Dataset rows describing interfaces
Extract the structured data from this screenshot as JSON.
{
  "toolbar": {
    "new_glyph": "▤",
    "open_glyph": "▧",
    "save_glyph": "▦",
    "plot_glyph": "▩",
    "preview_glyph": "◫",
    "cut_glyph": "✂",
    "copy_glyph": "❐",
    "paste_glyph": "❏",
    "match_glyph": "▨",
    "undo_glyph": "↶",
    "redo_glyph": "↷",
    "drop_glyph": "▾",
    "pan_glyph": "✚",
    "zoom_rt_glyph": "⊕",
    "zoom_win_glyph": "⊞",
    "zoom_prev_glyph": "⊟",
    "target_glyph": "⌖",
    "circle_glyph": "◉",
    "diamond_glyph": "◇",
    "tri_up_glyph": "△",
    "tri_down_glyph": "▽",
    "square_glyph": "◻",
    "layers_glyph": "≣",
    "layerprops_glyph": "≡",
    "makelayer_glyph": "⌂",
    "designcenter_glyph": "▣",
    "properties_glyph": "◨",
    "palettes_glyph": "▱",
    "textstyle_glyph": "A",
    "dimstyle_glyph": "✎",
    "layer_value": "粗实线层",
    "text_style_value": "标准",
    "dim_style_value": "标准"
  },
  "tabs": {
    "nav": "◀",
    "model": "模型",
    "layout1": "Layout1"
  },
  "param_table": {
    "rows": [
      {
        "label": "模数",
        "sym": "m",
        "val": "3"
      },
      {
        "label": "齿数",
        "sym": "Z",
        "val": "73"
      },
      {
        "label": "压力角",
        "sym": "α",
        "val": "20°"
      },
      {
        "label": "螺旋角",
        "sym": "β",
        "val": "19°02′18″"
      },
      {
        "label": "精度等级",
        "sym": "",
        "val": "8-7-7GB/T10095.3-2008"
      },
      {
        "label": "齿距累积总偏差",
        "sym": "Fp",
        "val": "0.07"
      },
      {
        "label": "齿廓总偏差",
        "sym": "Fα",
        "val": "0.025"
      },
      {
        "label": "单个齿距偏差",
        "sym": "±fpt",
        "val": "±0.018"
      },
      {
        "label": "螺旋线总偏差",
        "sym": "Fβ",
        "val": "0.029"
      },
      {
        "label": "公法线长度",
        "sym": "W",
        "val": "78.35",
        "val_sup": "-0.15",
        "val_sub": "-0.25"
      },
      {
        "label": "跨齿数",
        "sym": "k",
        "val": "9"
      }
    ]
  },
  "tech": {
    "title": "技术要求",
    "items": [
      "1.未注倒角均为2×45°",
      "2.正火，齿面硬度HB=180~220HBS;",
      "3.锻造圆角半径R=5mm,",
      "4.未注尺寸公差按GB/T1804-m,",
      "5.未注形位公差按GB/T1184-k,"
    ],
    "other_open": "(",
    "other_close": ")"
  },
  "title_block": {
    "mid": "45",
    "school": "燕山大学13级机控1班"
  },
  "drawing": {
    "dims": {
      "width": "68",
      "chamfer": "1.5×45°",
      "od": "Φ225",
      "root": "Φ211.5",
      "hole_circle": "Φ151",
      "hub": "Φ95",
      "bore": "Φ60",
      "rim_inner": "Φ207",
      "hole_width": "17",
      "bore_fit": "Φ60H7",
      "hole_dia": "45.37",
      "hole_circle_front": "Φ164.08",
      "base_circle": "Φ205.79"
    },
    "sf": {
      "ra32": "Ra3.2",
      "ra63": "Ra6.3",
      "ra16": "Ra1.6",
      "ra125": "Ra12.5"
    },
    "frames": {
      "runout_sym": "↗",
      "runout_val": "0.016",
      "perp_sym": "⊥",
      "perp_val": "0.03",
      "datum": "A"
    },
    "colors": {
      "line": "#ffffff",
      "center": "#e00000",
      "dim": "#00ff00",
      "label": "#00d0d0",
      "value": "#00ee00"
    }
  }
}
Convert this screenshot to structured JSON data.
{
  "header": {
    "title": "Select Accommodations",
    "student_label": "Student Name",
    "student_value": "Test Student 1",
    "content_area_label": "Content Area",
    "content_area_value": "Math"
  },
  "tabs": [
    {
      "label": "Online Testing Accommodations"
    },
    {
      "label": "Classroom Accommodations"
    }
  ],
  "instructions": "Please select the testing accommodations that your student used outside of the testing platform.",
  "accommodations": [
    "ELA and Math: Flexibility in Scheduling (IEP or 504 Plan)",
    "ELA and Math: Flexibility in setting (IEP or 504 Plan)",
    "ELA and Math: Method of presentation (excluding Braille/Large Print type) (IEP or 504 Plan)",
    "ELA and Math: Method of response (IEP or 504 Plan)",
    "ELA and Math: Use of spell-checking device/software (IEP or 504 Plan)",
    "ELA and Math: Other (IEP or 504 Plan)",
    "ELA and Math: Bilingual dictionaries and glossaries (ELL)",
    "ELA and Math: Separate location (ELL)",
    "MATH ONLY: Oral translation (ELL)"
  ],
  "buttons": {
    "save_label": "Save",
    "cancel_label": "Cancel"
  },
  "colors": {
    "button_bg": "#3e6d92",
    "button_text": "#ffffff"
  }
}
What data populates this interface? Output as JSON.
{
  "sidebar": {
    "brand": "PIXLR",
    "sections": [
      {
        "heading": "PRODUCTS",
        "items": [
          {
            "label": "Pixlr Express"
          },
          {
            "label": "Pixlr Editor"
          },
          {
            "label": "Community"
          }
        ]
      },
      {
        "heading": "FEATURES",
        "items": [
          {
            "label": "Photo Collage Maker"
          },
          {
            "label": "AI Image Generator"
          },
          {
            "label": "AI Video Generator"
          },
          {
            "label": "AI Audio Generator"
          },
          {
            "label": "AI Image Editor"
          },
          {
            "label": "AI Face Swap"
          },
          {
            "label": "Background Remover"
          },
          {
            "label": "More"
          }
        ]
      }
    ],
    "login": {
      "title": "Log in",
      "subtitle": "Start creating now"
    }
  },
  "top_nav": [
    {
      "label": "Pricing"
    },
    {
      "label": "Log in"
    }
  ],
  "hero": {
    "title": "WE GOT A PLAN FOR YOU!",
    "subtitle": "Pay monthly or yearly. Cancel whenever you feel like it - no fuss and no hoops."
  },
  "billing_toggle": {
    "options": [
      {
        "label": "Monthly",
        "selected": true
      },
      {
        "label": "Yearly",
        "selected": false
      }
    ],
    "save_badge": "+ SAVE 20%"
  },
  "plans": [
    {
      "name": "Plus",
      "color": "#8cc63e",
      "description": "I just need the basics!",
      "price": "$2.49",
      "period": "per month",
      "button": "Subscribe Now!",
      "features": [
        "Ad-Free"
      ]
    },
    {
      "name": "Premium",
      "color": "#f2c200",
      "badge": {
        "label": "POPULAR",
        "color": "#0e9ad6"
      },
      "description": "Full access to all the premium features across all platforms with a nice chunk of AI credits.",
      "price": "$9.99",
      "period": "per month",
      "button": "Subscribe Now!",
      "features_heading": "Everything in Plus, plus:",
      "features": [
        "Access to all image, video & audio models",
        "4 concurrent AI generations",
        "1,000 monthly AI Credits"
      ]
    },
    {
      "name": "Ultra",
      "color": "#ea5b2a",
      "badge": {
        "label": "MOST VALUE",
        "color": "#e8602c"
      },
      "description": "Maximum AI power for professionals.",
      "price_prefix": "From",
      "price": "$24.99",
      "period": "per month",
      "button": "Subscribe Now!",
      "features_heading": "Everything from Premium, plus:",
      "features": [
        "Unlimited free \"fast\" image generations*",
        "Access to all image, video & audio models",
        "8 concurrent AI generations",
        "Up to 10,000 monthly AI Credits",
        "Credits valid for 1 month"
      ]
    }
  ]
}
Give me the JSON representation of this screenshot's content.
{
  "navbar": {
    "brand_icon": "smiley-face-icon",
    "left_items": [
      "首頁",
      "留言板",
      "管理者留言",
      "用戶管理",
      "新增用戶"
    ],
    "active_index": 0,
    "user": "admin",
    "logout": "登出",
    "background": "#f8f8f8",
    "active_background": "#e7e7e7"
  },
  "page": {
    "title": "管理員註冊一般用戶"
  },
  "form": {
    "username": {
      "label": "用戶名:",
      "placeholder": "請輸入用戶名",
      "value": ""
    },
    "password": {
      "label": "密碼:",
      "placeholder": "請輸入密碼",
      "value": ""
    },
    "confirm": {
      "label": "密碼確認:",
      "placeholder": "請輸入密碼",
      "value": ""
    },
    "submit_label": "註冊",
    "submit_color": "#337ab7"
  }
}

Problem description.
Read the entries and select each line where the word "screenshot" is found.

Worked solution.
Extract the structured data from this screenshot as JSON.
Convert this screenshot to structured JSON data.
Give me the JSON representation of this screenshot's content.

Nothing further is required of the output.